But some of it came from Farrell himself. Unlike Valentine, Farrell never publicly called out his players. Farrell treated his players with respect and professionalism, and his players did the same.
Farrell’s class showed itself even as his team played a potential championship-clinching game, with him ending his mid-game interview to congratulate retiring Fox baseball commentator Tim McCarver.
Seriously, how often do professional athletes or coaches actually take time to thank the press?
Because fans still pay a portion of players’ salaries — ticket sales, merchandise sales, advertising revenue, etc. — they want to believe just making millions of dollars is enough to motivate players to fight through adversity and give their best effort. But anyone working in almost any industry knows that a bad boss or a bad atmosphere at work can drain productivity faster than Jacoby Ellsbury stealing second base.

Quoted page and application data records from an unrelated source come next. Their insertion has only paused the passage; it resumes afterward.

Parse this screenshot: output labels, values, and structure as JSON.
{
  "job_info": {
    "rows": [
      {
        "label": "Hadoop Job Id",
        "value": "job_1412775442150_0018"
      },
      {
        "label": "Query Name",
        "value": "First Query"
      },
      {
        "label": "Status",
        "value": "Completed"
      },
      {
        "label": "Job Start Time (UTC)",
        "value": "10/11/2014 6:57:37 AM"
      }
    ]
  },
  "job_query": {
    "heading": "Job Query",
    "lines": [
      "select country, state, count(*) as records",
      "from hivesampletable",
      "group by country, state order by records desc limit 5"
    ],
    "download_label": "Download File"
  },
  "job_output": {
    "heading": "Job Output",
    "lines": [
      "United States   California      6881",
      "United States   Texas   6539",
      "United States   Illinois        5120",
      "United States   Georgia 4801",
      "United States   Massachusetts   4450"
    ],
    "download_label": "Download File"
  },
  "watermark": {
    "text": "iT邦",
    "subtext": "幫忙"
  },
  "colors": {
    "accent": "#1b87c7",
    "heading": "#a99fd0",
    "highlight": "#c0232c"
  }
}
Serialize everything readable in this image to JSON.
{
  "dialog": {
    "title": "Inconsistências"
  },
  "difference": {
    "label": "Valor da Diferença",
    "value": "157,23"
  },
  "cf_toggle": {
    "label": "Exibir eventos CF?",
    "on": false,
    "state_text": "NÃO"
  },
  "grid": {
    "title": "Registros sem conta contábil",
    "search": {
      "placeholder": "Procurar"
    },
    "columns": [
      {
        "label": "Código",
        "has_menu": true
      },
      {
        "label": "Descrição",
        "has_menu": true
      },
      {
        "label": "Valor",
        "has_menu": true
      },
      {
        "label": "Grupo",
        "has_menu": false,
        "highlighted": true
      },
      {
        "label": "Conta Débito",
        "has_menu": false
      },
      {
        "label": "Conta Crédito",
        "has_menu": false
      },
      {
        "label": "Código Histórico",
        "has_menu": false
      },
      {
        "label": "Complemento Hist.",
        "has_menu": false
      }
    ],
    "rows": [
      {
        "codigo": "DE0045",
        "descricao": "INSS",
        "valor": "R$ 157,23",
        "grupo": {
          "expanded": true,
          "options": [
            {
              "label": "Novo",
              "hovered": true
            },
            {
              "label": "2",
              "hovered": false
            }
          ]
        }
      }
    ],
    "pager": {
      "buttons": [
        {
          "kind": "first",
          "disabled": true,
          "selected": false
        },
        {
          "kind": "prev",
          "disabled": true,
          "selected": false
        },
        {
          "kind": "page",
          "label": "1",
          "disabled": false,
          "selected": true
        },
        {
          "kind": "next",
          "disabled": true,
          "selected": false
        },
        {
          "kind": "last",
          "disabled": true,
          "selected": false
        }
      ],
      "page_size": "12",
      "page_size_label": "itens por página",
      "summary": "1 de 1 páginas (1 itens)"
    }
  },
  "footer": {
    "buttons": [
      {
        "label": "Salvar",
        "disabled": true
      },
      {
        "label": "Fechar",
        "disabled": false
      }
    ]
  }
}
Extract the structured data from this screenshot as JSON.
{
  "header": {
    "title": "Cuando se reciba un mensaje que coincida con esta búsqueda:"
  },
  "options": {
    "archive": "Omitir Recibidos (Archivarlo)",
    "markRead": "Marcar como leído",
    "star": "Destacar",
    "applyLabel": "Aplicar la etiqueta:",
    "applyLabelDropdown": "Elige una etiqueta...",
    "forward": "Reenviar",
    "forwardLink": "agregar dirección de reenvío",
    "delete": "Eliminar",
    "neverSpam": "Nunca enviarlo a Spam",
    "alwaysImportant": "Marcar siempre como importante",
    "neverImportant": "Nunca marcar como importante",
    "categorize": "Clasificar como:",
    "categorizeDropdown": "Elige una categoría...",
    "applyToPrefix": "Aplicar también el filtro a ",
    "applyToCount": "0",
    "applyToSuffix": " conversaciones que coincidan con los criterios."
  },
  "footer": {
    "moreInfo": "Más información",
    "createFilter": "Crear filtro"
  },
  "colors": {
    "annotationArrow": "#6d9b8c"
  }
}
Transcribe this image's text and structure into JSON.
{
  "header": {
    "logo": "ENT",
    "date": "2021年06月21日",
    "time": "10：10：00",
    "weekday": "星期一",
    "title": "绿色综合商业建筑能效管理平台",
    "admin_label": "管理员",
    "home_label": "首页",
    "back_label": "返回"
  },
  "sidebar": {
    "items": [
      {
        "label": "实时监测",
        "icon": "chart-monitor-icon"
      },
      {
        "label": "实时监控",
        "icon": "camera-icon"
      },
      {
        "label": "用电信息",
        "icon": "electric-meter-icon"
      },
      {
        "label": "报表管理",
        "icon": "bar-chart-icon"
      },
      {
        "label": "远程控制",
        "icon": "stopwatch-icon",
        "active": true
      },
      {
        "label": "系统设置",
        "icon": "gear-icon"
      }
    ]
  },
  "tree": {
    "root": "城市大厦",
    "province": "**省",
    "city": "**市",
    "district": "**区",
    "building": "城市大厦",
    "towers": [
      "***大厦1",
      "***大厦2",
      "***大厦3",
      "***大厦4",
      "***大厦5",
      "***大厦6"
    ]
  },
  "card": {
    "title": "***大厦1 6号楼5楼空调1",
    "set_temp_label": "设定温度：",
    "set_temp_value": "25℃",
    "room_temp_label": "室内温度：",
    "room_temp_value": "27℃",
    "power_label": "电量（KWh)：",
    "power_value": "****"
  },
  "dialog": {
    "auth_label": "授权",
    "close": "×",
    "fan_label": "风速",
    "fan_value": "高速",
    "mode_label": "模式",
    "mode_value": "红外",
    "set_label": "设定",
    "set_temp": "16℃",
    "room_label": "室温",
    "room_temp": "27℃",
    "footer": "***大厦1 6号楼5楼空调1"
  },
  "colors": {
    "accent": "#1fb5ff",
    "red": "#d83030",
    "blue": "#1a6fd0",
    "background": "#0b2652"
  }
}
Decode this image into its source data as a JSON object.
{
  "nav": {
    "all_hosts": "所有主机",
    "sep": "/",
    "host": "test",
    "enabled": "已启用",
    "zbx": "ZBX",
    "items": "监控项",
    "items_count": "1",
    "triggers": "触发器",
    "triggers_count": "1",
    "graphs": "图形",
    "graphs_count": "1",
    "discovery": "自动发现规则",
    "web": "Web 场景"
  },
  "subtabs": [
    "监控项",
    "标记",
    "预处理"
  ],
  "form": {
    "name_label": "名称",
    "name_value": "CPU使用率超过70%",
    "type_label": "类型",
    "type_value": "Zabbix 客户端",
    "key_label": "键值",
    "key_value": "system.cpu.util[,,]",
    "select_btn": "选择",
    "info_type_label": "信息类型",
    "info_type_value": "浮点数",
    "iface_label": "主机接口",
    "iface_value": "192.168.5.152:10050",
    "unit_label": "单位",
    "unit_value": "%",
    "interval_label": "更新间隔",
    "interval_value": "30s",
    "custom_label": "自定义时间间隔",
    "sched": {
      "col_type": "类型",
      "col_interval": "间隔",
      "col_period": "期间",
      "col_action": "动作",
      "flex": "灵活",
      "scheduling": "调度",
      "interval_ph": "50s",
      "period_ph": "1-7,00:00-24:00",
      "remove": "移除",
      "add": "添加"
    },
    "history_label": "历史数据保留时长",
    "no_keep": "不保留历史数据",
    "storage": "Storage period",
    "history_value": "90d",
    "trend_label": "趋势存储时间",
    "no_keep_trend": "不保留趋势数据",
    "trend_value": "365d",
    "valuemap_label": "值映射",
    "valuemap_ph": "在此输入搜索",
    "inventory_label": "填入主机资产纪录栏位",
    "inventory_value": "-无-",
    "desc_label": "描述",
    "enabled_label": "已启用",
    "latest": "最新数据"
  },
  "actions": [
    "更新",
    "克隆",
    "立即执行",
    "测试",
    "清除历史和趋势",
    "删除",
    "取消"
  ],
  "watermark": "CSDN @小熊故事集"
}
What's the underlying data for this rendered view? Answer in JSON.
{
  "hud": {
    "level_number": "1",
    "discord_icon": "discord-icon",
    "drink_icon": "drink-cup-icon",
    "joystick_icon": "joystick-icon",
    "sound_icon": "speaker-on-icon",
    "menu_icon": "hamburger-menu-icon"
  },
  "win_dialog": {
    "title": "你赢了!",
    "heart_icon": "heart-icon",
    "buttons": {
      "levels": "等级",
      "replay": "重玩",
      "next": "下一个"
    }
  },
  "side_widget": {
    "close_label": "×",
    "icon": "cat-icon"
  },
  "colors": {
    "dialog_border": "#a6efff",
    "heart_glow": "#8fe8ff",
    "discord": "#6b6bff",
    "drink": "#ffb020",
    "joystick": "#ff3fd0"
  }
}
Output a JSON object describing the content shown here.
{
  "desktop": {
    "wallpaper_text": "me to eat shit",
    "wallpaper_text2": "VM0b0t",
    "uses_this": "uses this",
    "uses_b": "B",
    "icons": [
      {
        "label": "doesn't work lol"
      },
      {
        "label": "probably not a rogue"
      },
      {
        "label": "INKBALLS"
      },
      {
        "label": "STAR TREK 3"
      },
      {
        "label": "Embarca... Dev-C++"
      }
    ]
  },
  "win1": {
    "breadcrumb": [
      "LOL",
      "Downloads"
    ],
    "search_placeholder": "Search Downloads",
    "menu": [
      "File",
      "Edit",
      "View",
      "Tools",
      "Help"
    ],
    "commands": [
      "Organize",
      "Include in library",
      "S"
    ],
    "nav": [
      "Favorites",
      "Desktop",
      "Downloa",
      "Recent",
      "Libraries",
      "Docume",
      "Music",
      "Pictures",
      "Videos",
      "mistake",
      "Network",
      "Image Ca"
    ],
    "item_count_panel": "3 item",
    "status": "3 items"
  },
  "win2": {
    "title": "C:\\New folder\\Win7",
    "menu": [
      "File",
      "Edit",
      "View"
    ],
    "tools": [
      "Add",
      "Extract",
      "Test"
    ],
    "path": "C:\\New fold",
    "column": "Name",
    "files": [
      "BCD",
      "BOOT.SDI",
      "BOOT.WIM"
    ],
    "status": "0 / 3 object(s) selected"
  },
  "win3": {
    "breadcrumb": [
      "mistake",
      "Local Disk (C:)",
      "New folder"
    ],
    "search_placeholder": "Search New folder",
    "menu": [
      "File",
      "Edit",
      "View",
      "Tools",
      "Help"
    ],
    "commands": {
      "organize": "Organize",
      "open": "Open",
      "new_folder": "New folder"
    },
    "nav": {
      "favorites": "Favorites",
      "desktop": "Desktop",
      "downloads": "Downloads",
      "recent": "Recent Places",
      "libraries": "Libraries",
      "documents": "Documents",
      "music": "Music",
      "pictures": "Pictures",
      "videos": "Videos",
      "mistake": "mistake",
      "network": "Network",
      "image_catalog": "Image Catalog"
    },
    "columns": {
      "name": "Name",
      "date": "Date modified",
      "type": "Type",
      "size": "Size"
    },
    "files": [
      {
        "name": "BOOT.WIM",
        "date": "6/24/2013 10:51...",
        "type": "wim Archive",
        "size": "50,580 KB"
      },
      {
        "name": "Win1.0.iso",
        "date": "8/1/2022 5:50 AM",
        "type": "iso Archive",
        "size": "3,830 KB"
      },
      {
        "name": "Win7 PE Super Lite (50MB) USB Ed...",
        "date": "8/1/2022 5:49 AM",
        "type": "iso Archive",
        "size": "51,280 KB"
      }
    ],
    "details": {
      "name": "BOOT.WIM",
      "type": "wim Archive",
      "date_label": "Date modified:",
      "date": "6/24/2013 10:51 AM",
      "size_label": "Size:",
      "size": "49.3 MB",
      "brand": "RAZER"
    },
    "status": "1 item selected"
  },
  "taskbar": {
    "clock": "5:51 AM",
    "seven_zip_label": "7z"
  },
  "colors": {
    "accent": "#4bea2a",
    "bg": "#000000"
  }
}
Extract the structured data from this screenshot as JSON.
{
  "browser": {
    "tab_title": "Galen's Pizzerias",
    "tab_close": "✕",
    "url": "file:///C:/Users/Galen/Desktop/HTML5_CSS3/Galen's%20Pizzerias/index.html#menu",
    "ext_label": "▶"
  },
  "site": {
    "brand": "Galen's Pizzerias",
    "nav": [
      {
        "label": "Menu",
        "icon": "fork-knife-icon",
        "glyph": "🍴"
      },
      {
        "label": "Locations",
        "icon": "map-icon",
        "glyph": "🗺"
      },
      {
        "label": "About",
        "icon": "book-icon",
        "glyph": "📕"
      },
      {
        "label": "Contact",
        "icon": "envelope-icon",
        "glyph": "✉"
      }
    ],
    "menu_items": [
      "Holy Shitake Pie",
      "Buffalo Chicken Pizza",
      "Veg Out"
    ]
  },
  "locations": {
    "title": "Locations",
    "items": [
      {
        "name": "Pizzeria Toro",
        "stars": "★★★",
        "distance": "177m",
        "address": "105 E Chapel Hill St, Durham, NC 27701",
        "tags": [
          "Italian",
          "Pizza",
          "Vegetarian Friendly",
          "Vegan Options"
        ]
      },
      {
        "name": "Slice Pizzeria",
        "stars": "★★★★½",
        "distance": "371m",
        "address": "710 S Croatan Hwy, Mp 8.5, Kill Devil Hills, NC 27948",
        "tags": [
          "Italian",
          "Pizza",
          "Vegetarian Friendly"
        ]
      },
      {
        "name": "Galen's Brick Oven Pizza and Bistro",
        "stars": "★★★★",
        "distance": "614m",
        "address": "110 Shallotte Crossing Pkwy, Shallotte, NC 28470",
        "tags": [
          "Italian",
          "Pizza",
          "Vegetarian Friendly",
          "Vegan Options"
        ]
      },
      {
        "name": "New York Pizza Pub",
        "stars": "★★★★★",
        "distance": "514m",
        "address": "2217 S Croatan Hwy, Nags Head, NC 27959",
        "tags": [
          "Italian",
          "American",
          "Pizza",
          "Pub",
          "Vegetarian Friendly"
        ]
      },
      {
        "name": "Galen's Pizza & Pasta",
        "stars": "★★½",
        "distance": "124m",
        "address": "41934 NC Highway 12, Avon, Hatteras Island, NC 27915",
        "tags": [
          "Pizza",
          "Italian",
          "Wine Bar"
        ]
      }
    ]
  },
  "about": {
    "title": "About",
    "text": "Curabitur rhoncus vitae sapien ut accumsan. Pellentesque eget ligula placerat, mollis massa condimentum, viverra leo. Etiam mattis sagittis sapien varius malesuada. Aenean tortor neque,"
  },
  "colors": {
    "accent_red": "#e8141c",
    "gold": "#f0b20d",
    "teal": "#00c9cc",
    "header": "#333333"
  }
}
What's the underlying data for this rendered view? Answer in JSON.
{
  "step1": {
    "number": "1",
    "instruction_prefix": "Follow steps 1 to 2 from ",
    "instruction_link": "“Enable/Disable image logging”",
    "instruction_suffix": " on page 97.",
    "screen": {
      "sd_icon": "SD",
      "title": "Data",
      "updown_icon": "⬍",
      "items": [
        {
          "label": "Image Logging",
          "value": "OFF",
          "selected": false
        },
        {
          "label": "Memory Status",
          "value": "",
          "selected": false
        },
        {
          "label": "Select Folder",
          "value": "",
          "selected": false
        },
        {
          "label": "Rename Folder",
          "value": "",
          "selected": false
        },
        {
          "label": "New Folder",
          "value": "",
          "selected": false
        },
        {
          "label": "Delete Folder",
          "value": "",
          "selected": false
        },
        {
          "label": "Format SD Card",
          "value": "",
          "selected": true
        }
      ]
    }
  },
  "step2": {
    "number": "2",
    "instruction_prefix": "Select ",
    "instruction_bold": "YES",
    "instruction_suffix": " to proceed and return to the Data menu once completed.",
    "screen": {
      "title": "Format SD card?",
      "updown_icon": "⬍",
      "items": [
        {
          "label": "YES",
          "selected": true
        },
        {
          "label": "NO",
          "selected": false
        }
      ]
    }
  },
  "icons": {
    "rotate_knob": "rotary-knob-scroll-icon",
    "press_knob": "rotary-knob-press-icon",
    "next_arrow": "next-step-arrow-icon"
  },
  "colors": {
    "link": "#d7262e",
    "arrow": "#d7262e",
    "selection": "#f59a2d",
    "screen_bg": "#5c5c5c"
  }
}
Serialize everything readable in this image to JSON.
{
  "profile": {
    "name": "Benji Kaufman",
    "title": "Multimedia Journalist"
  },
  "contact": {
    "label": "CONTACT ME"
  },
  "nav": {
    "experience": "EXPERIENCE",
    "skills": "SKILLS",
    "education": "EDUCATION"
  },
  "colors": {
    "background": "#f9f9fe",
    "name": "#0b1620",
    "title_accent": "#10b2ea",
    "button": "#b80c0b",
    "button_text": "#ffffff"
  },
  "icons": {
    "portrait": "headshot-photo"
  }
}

The Sox didn’t bring in the highest-profile players or coaches — they brought in the personnel best-suited to creating a new atmosphere at Fenway Park.
Even at the highest levels of sport, the team concept still matters. The Red Sox proved that Wednesday night at Fenway.
Contact Matt Goisman at firstname.lastname@example.org.